**EXERCISE DETAILS:** Show every line from the entries that follow which holds the word "Endpoint".

**DATASET ENTRIES:**
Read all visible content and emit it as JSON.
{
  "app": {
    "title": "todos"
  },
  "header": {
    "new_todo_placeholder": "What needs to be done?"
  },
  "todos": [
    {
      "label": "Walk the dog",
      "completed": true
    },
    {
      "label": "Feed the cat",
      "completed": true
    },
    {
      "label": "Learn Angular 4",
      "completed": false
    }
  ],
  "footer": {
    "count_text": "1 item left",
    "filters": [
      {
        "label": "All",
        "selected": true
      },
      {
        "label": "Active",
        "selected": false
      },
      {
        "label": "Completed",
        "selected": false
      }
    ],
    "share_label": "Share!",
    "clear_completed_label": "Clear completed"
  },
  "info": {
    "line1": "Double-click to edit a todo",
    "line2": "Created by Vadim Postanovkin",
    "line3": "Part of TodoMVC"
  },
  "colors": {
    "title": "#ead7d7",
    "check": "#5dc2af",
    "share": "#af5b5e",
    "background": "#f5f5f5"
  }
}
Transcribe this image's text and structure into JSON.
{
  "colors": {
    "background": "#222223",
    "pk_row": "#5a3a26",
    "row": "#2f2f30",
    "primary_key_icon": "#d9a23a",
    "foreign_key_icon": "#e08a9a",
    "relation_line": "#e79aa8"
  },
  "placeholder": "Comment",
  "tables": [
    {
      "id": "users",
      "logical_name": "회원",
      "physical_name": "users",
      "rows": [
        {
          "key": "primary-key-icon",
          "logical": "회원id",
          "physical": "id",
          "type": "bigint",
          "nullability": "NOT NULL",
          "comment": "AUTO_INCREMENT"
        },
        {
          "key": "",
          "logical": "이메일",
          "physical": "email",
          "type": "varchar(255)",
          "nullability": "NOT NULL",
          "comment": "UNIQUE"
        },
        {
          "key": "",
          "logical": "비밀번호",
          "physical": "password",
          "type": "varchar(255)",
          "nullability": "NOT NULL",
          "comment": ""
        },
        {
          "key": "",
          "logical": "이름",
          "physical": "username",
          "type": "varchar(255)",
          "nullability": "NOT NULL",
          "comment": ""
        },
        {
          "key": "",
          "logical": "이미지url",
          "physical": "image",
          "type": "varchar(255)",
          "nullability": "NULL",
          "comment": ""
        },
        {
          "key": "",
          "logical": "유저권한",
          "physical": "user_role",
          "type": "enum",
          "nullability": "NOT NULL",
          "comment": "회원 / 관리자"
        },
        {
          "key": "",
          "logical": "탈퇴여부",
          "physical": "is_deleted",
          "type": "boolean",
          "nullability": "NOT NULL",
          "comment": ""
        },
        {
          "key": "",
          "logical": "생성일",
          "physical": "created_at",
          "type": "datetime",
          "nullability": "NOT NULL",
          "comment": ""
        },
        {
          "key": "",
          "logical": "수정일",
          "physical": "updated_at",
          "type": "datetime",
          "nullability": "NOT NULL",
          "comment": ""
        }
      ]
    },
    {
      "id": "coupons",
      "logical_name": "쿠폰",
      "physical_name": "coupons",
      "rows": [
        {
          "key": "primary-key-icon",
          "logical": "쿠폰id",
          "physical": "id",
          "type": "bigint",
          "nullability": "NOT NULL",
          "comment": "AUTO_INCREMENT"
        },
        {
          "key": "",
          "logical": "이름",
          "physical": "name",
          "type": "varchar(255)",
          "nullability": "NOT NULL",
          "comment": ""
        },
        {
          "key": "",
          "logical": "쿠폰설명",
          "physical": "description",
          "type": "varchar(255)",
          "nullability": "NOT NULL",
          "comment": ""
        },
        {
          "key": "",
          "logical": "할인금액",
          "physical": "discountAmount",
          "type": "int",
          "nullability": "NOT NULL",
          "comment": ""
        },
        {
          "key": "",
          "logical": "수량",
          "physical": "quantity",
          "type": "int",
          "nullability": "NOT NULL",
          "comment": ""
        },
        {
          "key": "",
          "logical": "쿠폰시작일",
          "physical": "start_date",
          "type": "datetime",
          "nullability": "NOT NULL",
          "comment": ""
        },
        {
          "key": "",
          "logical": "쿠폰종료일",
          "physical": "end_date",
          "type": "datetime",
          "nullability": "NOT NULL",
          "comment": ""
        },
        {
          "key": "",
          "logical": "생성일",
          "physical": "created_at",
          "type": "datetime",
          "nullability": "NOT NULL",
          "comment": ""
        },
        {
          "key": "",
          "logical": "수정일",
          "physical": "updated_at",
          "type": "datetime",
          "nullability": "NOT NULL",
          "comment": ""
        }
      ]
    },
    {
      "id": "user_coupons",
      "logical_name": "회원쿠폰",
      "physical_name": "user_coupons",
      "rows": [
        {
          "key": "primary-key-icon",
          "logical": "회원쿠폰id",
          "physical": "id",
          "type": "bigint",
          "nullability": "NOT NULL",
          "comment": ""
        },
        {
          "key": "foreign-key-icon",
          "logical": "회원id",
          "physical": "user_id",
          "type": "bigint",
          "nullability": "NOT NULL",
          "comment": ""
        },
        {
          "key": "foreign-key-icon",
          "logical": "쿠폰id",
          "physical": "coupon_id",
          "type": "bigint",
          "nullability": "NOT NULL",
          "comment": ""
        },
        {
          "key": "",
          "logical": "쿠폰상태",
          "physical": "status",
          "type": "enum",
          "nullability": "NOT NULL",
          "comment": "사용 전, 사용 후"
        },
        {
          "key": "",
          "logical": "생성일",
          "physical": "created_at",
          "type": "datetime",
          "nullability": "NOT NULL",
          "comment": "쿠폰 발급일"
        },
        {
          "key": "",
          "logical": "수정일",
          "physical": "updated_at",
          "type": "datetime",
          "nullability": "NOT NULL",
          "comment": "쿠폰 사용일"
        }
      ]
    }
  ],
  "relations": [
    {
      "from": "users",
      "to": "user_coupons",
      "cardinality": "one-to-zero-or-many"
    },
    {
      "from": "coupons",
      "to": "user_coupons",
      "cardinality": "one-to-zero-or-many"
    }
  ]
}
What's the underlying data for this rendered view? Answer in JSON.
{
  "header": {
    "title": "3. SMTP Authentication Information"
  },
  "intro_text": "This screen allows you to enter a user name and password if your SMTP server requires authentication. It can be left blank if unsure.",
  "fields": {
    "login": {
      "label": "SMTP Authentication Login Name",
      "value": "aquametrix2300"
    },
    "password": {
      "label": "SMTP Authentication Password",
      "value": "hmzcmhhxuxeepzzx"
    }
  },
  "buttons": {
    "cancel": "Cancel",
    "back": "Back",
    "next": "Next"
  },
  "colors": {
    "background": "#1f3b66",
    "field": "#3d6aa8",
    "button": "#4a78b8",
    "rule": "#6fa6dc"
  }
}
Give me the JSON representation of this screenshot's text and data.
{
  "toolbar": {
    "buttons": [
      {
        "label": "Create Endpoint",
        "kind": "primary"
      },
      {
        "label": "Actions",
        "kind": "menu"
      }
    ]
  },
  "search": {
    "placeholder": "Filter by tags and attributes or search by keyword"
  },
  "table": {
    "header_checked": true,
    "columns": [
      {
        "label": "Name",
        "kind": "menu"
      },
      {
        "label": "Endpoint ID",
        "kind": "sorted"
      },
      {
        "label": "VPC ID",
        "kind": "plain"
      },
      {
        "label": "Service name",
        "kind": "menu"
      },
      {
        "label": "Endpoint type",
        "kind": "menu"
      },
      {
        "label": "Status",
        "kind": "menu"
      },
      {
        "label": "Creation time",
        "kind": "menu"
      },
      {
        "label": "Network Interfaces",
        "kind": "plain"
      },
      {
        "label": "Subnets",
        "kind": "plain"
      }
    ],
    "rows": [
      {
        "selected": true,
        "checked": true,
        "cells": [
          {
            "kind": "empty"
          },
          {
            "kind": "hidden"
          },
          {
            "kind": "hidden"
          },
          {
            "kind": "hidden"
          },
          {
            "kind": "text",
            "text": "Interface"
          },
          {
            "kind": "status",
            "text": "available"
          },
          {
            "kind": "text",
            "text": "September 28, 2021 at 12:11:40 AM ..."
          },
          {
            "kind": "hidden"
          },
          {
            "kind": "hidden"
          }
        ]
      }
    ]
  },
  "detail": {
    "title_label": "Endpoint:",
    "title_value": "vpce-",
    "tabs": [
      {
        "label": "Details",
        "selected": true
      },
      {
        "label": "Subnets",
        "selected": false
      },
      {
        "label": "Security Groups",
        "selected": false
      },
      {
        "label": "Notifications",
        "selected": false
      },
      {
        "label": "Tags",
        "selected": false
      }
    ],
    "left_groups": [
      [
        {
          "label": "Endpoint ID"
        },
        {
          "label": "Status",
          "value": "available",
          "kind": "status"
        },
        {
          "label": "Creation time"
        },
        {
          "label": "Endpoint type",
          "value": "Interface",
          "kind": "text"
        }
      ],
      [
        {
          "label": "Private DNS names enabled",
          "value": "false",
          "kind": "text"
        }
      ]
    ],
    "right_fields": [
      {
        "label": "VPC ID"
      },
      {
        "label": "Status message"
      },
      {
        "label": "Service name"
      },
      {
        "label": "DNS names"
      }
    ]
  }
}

**WRITTEN ANSWER:**
        "label": "Create Endpoint",
        "label": "Endpoint ID",
        "label": "Endpoint type",
    "title_label": "Endpoint:",
          "label": "Endpoint ID"
          "label": "Endpoint type",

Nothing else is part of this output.